## Exercise description
The full set of entries needs to be reproduced exactly.

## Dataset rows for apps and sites
* * * *

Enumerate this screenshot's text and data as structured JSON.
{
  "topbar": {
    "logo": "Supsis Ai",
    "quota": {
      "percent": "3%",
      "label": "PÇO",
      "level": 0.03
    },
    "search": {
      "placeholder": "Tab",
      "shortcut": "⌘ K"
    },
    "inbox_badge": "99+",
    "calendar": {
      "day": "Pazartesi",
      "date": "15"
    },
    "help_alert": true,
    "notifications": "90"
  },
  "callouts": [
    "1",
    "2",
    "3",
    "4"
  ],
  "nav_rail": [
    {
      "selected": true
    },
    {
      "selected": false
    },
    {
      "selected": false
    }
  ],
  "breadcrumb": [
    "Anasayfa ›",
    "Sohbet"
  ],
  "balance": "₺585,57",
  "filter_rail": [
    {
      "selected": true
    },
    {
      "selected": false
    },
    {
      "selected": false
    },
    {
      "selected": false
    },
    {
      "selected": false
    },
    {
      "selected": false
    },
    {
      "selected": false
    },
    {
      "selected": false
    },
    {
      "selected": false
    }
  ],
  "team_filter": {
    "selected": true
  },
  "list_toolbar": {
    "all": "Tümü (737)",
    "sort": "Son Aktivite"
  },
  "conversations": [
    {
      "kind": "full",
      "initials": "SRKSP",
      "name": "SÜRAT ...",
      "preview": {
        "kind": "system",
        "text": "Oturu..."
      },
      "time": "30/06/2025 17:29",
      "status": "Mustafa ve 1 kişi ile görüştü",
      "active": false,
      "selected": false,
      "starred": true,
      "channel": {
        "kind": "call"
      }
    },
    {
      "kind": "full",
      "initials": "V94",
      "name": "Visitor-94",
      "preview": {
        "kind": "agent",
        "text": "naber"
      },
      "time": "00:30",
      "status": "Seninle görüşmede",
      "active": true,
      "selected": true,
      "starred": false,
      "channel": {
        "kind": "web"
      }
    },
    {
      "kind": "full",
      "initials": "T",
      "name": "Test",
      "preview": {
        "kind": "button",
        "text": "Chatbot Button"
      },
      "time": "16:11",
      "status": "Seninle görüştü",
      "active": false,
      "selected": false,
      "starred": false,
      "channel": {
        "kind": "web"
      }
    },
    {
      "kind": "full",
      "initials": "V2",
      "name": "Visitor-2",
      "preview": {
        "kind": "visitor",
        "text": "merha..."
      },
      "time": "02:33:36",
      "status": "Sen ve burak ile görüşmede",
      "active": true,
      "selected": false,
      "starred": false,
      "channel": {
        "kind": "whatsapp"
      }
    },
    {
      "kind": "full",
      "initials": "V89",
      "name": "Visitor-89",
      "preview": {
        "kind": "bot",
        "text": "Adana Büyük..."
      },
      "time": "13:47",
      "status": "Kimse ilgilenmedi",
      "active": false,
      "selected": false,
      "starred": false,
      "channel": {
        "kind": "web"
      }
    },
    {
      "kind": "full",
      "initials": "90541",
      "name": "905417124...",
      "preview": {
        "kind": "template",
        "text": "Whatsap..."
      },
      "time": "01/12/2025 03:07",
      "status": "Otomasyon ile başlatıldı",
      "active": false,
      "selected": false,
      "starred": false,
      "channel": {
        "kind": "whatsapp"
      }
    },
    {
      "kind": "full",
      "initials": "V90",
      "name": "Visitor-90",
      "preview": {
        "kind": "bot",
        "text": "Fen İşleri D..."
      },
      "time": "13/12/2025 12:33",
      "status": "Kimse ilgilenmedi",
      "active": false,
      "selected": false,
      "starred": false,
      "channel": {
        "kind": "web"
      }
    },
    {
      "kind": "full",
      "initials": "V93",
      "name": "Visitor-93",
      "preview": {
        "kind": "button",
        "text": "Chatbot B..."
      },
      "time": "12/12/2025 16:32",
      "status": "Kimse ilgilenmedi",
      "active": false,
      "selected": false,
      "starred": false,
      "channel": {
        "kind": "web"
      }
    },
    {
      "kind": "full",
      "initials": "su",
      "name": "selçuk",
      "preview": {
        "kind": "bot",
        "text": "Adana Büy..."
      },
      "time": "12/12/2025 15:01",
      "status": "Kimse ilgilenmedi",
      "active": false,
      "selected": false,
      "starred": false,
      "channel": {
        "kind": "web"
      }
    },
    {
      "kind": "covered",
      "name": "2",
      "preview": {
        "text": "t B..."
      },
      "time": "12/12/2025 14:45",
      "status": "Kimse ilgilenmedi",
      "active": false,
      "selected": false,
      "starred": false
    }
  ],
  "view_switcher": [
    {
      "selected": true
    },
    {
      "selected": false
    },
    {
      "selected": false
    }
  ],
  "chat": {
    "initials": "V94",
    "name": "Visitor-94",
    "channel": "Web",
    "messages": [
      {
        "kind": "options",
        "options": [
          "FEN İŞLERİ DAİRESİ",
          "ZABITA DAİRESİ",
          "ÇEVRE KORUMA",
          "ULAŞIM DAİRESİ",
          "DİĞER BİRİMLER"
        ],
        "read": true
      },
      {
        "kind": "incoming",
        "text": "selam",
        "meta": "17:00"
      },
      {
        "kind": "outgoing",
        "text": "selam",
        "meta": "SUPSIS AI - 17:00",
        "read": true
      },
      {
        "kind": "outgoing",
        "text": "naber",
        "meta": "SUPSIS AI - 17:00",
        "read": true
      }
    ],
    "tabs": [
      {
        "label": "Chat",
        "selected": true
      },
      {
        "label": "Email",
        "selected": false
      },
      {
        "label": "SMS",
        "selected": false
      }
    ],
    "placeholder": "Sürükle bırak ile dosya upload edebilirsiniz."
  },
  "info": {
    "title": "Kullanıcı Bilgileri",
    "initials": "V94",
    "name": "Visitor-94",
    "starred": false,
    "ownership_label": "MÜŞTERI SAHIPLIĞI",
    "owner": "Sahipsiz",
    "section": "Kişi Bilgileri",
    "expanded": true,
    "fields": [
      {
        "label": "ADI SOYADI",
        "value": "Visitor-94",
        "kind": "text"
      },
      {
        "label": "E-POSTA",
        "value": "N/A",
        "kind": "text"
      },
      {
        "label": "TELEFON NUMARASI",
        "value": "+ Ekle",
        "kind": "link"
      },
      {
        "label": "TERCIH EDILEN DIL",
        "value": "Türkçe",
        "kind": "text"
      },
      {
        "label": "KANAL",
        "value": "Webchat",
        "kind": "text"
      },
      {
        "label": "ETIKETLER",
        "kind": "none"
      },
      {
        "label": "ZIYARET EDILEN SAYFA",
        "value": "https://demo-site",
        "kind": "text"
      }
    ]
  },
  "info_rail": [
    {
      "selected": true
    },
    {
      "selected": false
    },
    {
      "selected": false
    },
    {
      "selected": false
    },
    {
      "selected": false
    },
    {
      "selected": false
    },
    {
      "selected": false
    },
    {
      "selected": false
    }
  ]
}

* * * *

## Finished task
Enumerate this screenshot's text and data as structured JSON.
{
  "topbar": {
    "logo": "Supsis Ai",
    "quota": {
      "percent": "3%",
      "label": "PÇO",
      "level": 0.03
    },
    "search": {
      "placeholder": "Tab",
      "shortcut": "⌘ K"
    },
    "inbox_badge": "99+",
    "calendar": {
      "day": "Pazartesi",
      "date": "15"
    },
    "help_alert": true,
    "notifications": "90"
  },
  "callouts": [
    "1",
    "2",
    "3",
    "4"
  ],
  "nav_rail": [
    {
      "selected": true
    },
    {
      "selected": false
    },
    {
      "selected": false
    }
  ],
  "breadcrumb": [
    "Anasayfa ›",
    "Sohbet"
  ],
  "balance": "₺585,57",
  "filter_rail": [
    {
      "selected": true
    },
    {
      "selected": false
    },
    {
      "selected": false
    },
    {
      "selected": false
    },
    {
      "selected": false
    },
    {
      "selected": false
    },
    {
      "selected": false
    },
    {
      "selected": false
    },
    {
      "selected": false
    }
  ],
  "team_filter": {
    "selected": true
  },
  "list_toolbar": {
    "all": "Tümü (737)",
    "sort": "Son Aktivite"
  },
  "conversations": [
    {
      "kind": "full",
      "initials": "SRKSP",
      "name": "SÜRAT ...",
      "preview": {
        "kind": "system",
        "text": "Oturu..."
      },
      "time": "30/06/2025 17:29",
      "status": "Mustafa ve 1 kişi ile görüştü",
      "active": false,
      "selected": false,
      "starred": true,
      "channel": {
        "kind": "call"
      }
    },
    {
      "kind": "full",
      "initials": "V94",
      "name": "Visitor-94",
      "preview": {
        "kind": "agent",
        "text": "naber"
      },
      "time": "00:30",
      "status": "Seninle görüşmede",
      "active": true,
      "selected": true,
      "starred": false,
      "channel": {
        "kind": "web"
      }
    },
    {
      "kind": "full",
      "initials": "T",
      "name": "Test",
      "preview": {
        "kind": "button",
        "text": "Chatbot Button"
      },
      "time": "16:11",
      "status": "Seninle görüştü",
      "active": false,
      "selected": false,
      "starred": false,
      "channel": {
        "kind": "web"
      }
    },
    {
      "kind": "full",
      "initials": "V2",
      "name": "Visitor-2",
      "preview": {
        "kind": "visitor",
        "text": "merha..."
      },
      "time": "02:33:36",
      "status": "Sen ve burak ile görüşmede",
      "active": true,
      "selected": false,
      "starred": false,
      "channel": {
        "kind": "whatsapp"
      }
    },
    {
      "kind": "full",
      "initials": "V89",
      "name": "Visitor-89",
      "preview": {
        "kind": "bot",
        "text": "Adana Büyük..."
      },
      "time": "13:47",
      "status": "Kimse ilgilenmedi",
      "active": false,
      "selected": false,
      "starred": false,
      "channel": {
        "kind": "web"
      }
    },
    {
      "kind": "full",
      "initials": "90541",
      "name": "905417124...",
      "preview": {
        "kind": "template",
        "text": "Whatsap..."
      },
      "time": "01/12/2025 03:07",
      "status": "Otomasyon ile başlatıldı",
      "active": false,
      "selected": false,
      "starred": false,
      "channel": {
        "kind": "whatsapp"
      }
    },
    {
      "kind": "full",
      "initials": "V90",
      "name": "Visitor-90",
      "preview": {
        "kind": "bot",
        "text": "Fen İşleri D..."
      },
      "time": "13/12/2025 12:33",
      "status": "Kimse ilgilenmedi",
      "active": false,
      "selected": false,
      "starred": false,
      "channel": {
        "kind": "web"
      }
    },
    {
      "kind": "full",
      "initials": "V93",
      "name": "Visitor-93",
      "preview": {
        "kind": "button",
        "text": "Chatbot B..."
      },
      "time": "12/12/2025 16:32",
      "status": "Kimse ilgilenmedi",
      "active": false,
      "selected": false,
      "starred": false,
      "channel": {
        "kind": "web"
      }
    },
    {
      "kind": "full",
      "initials": "su",
      "name": "selçuk",
      "preview": {
        "kind": "bot",
        "text": "Adana Büy..."
      },
      "time": "12/12/2025 15:01",
      "status": "Kimse ilgilenmedi",
      "active": false,
      "selected": false,
      "starred": false,
      "channel": {
        "kind": "web"
      }
    },
    {
      "kind": "covered",
      "name": "2",
      "preview": {
        "text": "t B..."
      },
      "time": "12/12/2025 14:45",
      "status": "Kimse ilgilenmedi",
      "active": false,
      "selected": false,
      "starred": false
    }
  ],
  "view_switcher": [
    {
      "selected": true
    },
    {
      "selected": false
    },
    {
      "selected": false
    }
  ],
  "chat": {
    "initials": "V94",
    "name": "Visitor-94",
    "channel": "Web",
    "messages": [
      {
        "kind": "options",
        "options": [
          "FEN İŞLERİ DAİRESİ",
          "ZABITA DAİRESİ",
          "ÇEVRE KORUMA",
          "ULAŞIM DAİRESİ",
          "DİĞER BİRİMLER"
        ],
        "read": true
      },
      {
        "kind": "incoming",
        "text": "selam",
        "meta": "17:00"
      },
      {
        "kind": "outgoing",
        "text": "selam",
        "meta": "SUPSIS AI - 17:00",
        "read": true
      },
      {
        "kind": "outgoing",
        "text": "naber",
        "meta": "SUPSIS AI - 17:00",
        "read": true
      }
    ],
    "tabs": [
      {
        "label": "Chat",
        "selected": true
      },
      {
        "label": "Email",
        "selected": false
      },
      {
        "label": "SMS",
        "selected": false
      }
    ],
    "placeholder": "Sürükle bırak ile dosya upload edebilirsiniz."
  },
  "info": {
    "title": "Kullanıcı Bilgileri",
    "initials": "V94",
    "name": "Visitor-94",
    "starred": false,
    "ownership_label": "MÜŞTERI SAHIPLIĞI",
    "owner": "Sahipsiz",
    "section": "Kişi Bilgileri",
    "expanded": true,
    "fields": [
      {
        "label": "ADI SOYADI",
        "value": "Visitor-94",
        "kind": "text"
      },
      {
        "label": "E-POSTA",
        "value": "N/A",
        "kind": "text"
      },
      {
        "label": "TELEFON NUMARASI",
        "value": "+ Ekle",
        "kind": "link"
      },
      {
        "label": "TERCIH EDILEN DIL",
        "value": "Türkçe",
        "kind": "text"
      },
      {
        "label": "KANAL",
        "value": "Webchat",
        "kind": "text"
      },
      {
        "label": "ETIKETLER",
        "kind": "none"
      },
      {
        "label": "ZIYARET EDILEN SAYFA",
        "value": "https://demo-site",
        "kind": "text"
      }
    ]
  },
  "info_rail": [
    {
      "selected": true
    },
    {
      "selected": false
    },
    {
      "selected": false
    },
    {
      "selected": false
    },
    {
      "selected": false
    },
    {
      "selected": false
    },
    {
      "selected": false
    },
    {
      "selected": false
    }
  ]
}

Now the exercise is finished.